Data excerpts
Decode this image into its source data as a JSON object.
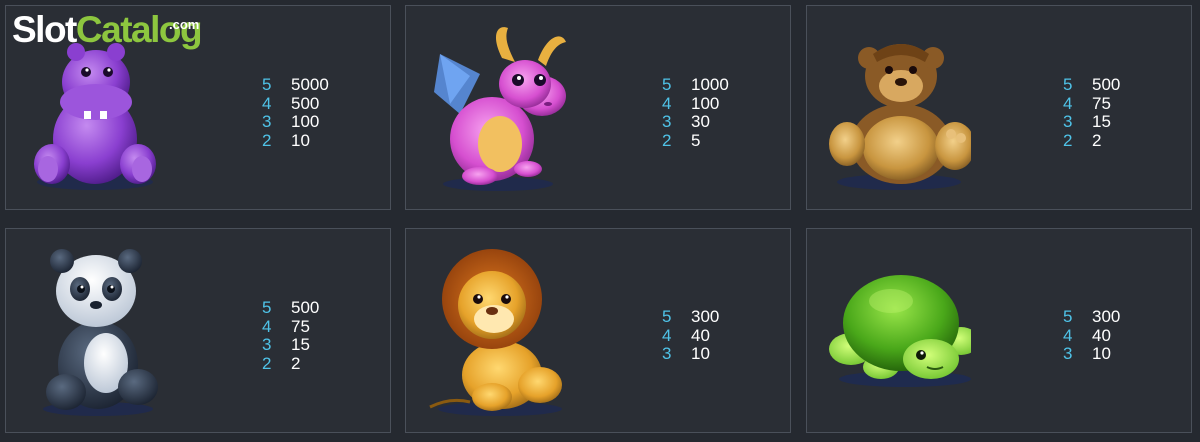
{
  "watermark": {
    "slot": "Slot",
    "catalog": "Catalog",
    "com": ".com"
  },
  "symbols": [
    {
      "icon": "purple-hippo-icon",
      "paytable": [
        {
          "count": "5",
          "payout": "5000"
        },
        {
          "count": "4",
          "payout": "500"
        },
        {
          "count": "3",
          "payout": "100"
        },
        {
          "count": "2",
          "payout": "10"
        }
      ]
    },
    {
      "icon": "pink-dragon-icon",
      "paytable": [
        {
          "count": "5",
          "payout": "1000"
        },
        {
          "count": "4",
          "payout": "100"
        },
        {
          "count": "3",
          "payout": "30"
        },
        {
          "count": "2",
          "payout": "5"
        }
      ]
    },
    {
      "icon": "teddy-bear-icon",
      "paytable": [
        {
          "count": "5",
          "payout": "500"
        },
        {
          "count": "4",
          "payout": "75"
        },
        {
          "count": "3",
          "payout": "15"
        },
        {
          "count": "2",
          "payout": "2"
        }
      ]
    },
    {
      "icon": "panda-icon",
      "paytable": [
        {
          "count": "5",
          "payout": "500"
        },
        {
          "count": "4",
          "payout": "75"
        },
        {
          "count": "3",
          "payout": "15"
        },
        {
          "count": "2",
          "payout": "2"
        }
      ]
    },
    {
      "icon": "lion-icon",
      "paytable": [
        {
          "count": "5",
          "payout": "300"
        },
        {
          "count": "4",
          "payout": "40"
        },
        {
          "count": "3",
          "payout": "10"
        }
      ]
    },
    {
      "icon": "turtle-icon",
      "paytable": [
        {
          "count": "5",
          "payout": "300"
        },
        {
          "count": "4",
          "payout": "40"
        },
        {
          "count": "3",
          "payout": "10"
        }
      ]
    }
  ],
  "colors": {
    "background": "#252930",
    "panel_border": "#4a505a",
    "count_text": "#4fc3e8",
    "payout_text": "#ffffff",
    "logo_green": "#8dc63f"
  }
}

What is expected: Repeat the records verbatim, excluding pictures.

Task answer:
Decode this image into its source data as a JSON object.
{
  "watermark": {
    "slot": "Slot",
    "catalog": "Catalog",
    "com": ".com"
  },
  "symbols": [
    {
      "icon": "purple-hippo-icon",
      "paytable": [
        {
          "count": "5",
          "payout": "5000"
        },
        {
          "count": "4",
          "payout": "500"
        },
        {
          "count": "3",
          "payout": "100"
        },
        {
          "count": "2",
          "payout": "10"
        }
      ]
    },
    {
      "icon": "pink-dragon-icon",
      "paytable": [
        {
          "count": "5",
          "payout": "1000"
        },
        {
          "count": "4",
          "payout": "100"
        },
        {
          "count": "3",
          "payout": "30"
        },
        {
          "count": "2",
          "payout": "5"
        }
      ]
    },
    {
      "icon": "teddy-bear-icon",
      "paytable": [
        {
          "count": "5",
          "payout": "500"
        },
        {
          "count": "4",
          "payout": "75"
        },
        {
          "count": "3",
          "payout": "15"
        },
        {
          "count": "2",
          "payout": "2"
        }
      ]
    },
    {
      "icon": "panda-icon",
      "paytable": [
        {
          "count": "5",
          "payout": "500"
        },
        {
          "count": "4",
          "payout": "75"
        },
        {
          "count": "3",
          "payout": "15"
        },
        {
          "count": "2",
          "payout": "2"
        }
      ]
    },
    {
      "icon": "lion-icon",
      "paytable": [
        {
          "count": "5",
          "payout": "300"
        },
        {
          "count": "4",
          "payout": "40"
        },
        {
          "count": "3",
          "payout": "10"
        }
      ]
    },
    {
      "icon": "turtle-icon",
      "paytable": [
        {
          "count": "5",
          "payout": "300"
        },
        {
          "count": "4",
          "payout": "40"
        },
        {
          "count": "3",
          "payout": "10"
        }
      ]
    }
  ],
  "colors": {
    "background": "#252930",
    "panel_border": "#4a505a",
    "count_text": "#4fc3e8",
    "payout_text": "#ffffff",
    "logo_green": "#8dc63f"
  }
}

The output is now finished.